Sam’s parents, Hyman Salzberg and Rebecca Rosa Helsinger, were Polish immigrants who met on a ship coming to America in the early 1900’s. They settled in New York State where, in the land of opportunity, they worked hard to provide for themselves and their growing family. Hyman worked odd jobs to make money, such as selling eggs and delivering laundry. At one point, he even harvested honey and sold it on the roadside in the Catskill Mountains.

Sam and Ruth married in June of 1941. He served in the Army during World War II, and upon his return, attended City College for two years to study mechanical engineering. His tuition was paid by his sisters, who took jobs to put their brother through school. Sam and Ruth then traveled to Washington, D.C. to find work. Sam was hired at Al Bornstein Engineering, and Ruth stayed home to raise their three children. At Bornstein, Sam met Alvin (Al) Tasker. Al dreamed of starting his own mechanical contracting firm and invited Sam to join. The two men worked exceedingly well together despite different backgrounds, Sam a New York Orthodox Jew and Al a Virginian Southern Baptist. Al ran the construction work while Sam was the Chief Design Engineer. Sam and Al shared a great friendship, and when Al passed away, Sam continued running the business, calling it A. Tasker, Inc. doing business as Salco Mechanical Contractors.

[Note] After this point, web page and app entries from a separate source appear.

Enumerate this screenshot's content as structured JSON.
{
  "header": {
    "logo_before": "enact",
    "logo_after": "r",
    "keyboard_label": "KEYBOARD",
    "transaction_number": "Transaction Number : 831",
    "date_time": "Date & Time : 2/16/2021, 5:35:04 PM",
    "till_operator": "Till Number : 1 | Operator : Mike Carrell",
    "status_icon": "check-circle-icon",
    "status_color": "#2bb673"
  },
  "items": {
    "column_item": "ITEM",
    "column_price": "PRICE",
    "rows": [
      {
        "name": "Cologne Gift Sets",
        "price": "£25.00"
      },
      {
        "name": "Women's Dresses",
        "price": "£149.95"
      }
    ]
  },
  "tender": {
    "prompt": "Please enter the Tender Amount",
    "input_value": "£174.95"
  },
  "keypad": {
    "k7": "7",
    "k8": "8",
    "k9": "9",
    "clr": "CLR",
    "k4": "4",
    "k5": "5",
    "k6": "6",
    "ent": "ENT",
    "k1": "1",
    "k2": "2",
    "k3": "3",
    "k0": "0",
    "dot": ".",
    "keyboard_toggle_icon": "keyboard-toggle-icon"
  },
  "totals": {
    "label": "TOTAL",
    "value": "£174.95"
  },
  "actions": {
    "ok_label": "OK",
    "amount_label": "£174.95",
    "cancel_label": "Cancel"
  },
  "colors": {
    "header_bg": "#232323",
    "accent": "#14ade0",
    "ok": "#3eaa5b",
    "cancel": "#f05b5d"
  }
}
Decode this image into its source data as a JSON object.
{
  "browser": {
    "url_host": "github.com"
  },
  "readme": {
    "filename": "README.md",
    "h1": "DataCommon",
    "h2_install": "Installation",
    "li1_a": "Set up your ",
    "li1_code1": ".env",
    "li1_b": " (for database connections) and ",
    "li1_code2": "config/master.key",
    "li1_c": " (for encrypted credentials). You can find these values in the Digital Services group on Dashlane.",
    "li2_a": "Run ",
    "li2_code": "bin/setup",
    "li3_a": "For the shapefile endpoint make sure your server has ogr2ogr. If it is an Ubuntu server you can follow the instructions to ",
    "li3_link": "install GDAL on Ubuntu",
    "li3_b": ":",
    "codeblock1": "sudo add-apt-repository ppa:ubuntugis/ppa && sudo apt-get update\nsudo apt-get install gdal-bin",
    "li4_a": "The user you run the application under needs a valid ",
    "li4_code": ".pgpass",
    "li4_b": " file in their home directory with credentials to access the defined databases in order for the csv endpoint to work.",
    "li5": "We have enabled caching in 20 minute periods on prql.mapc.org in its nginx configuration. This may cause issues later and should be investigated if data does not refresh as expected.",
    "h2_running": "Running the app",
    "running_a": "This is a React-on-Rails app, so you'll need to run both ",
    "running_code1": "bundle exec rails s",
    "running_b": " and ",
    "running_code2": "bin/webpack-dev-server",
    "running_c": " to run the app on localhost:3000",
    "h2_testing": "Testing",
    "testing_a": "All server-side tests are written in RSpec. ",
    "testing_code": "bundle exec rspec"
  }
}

Salco was the first construction firm in the area to offer profit-sharing retirement plans to its workers. In the early days of Salco, times were tough, as Sam worked to build a client base and garner others’ trust in his work. He found reliable help from the mechanical engineering students at UMD, who were eager to apply their theoretical knowledge to practical problems. In busy times, Sam hired these students to work for the company, which sometimes led to full-time employment.

As Salco became more profitable, Sam and Ruth started to think more about how their success was rooted in the vision and hope that their parents had years before. The Salzbergs would always be grateful for the selfless dedication of others and the opportunities presented to them in this country. They continued to lead a modest life. They sent all three of their children to college, but they also wanted to give back to the society that had given so much to them. They established the Ruth and Sam Salzberg Family Foundation to do just that.

The Salzberg Family Foundation supports programs and causes that ultimately improve our society. Sam and Ruth intended for their financial resources to be used to help others for years after they had passed away. They had a special fondness for UMD and the mechanical engineering students that they had help foster, and they knew firsthand the value of a college education. Initially, Sam and Ruth wanted to use the Foundation as a vehicle to give every mechanical engineering student five dollars and health insurance. This was a tall order, but it shows the tremendous depth of their generosity.

Sam passed away in 2005 and Ruth in 2008. Today, the Foundation is managed by their children: Ellen (M.A., Rehabilitation Counseling, ’01), Arthur, and Michael. The family established the Ruth and Sam Salzberg Family Endowment at UMD in 2006 to fulfill their parents’ dream of supporting mechanical engineering students. It now provides annual scholarships to undergraduates who have a love for learning, a commitment to society, and an appreciation for hard work. In 2019-2020, the scholarship recipients were Cristian Castro (senior), Nikita Dobkin (senior), Alexander Fowler (junior), Jenna Holt (sophomore), Chidumebi Offor (senior), and Bright Ofosu, Jr. (senior).

Ellen, Arthur, and Michael continue to instill the importance of giving back within their own families. Three generations after emigrating from a house with dirt floors, Ellen’s three daughters are all doctors. Arthur’s children are starting careers in business and law, and Michael’s children are in real estate development and education. Just like Ruth and Sam Salzberg, this growing family continues to leave their own impact on America.

The Salzberg family fundamentally believes that this country is a melting pot of cultures and ideas. They have seen it as a place where freedom of thought and freedom to work hard is available to all who value it. For them, giving back is an important way to foster the best in society and create opportunities for the next generations.

Published March 10, 2020